TASK TO COMPLETE: Find the lines of data that contain the string "pass", then list them.

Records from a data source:
------------------------

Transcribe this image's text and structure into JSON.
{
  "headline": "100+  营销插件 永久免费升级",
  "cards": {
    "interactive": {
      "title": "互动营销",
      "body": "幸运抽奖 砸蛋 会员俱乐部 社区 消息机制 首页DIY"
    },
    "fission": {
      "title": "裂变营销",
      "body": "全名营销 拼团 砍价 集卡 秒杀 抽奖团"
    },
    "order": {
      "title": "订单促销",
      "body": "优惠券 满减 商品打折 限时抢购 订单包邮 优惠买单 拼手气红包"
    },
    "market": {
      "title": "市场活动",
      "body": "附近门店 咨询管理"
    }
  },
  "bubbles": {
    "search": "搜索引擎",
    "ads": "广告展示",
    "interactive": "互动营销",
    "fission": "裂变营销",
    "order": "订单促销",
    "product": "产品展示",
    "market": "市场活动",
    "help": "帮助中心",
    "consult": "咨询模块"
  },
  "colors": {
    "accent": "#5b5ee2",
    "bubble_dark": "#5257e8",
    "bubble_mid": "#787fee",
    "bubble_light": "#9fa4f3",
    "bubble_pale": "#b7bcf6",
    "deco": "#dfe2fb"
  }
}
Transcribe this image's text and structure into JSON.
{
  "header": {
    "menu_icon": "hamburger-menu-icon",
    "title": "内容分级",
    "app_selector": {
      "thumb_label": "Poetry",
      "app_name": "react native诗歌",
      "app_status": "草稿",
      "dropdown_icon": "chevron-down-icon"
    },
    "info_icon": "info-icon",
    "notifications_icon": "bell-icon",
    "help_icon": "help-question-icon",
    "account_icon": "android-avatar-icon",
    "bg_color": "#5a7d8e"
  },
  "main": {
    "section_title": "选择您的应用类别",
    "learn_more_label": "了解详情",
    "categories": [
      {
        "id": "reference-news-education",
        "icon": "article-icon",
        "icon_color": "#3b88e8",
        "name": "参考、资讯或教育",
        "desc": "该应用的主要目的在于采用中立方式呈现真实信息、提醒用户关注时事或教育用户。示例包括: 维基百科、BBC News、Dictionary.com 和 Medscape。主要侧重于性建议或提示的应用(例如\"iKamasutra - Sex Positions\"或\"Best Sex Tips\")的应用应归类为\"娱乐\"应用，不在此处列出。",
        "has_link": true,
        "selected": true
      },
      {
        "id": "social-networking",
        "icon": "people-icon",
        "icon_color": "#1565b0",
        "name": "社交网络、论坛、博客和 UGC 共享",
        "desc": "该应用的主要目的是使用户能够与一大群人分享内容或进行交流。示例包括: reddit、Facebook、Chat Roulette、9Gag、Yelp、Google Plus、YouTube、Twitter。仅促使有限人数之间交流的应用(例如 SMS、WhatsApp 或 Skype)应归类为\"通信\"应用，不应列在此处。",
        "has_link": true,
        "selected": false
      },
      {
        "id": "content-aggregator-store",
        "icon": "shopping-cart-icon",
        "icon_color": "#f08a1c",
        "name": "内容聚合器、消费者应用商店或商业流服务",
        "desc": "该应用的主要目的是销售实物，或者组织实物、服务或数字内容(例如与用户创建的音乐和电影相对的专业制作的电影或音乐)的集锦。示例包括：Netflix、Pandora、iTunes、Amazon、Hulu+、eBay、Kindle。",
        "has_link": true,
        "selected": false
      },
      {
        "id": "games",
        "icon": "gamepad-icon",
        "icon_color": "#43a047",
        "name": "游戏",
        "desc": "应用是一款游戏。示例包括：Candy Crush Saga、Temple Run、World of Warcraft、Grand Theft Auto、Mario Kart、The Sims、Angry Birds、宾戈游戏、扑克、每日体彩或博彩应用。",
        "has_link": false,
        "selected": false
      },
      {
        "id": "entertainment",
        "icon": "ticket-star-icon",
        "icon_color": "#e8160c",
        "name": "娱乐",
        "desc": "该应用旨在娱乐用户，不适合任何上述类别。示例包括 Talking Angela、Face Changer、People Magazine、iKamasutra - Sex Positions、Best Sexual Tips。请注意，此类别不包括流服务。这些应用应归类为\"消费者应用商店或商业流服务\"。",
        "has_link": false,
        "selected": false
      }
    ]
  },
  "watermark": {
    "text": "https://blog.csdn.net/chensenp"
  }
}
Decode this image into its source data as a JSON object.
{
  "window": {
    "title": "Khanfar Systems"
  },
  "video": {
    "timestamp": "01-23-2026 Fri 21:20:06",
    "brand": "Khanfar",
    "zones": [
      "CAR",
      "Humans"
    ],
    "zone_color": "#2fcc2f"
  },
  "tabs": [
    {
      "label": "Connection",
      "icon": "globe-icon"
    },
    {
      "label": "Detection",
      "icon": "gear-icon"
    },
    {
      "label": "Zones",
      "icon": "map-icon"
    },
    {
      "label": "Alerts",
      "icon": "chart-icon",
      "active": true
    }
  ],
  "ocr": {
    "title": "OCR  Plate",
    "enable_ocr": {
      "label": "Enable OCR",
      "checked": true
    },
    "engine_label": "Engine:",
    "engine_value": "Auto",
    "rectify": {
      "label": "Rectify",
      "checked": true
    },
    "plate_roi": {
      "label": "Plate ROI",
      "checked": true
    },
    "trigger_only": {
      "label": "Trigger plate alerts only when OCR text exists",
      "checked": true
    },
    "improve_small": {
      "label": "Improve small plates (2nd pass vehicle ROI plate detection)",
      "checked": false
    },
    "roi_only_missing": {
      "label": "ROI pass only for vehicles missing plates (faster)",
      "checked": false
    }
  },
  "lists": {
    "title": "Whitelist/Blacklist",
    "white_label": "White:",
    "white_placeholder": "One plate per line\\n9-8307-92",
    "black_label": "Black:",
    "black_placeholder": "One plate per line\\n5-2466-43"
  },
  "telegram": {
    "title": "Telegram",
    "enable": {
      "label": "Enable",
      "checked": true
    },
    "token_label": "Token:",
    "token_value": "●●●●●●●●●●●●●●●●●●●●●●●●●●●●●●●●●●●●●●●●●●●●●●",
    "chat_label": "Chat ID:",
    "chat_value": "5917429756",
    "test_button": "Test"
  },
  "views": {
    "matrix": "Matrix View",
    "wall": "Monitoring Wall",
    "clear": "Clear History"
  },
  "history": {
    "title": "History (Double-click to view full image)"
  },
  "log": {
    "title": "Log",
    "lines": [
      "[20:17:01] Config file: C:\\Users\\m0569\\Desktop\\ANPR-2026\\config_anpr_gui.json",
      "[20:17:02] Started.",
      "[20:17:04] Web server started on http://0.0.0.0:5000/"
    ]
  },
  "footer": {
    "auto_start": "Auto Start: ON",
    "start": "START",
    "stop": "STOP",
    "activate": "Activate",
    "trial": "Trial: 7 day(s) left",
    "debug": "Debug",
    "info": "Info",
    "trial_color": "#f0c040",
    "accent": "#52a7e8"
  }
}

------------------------

SOLUTION:
      "label": "Improve small plates (2nd pass vehicle ROI plate detection)",
      "label": "ROI pass only for vehicles missing plates (faster)",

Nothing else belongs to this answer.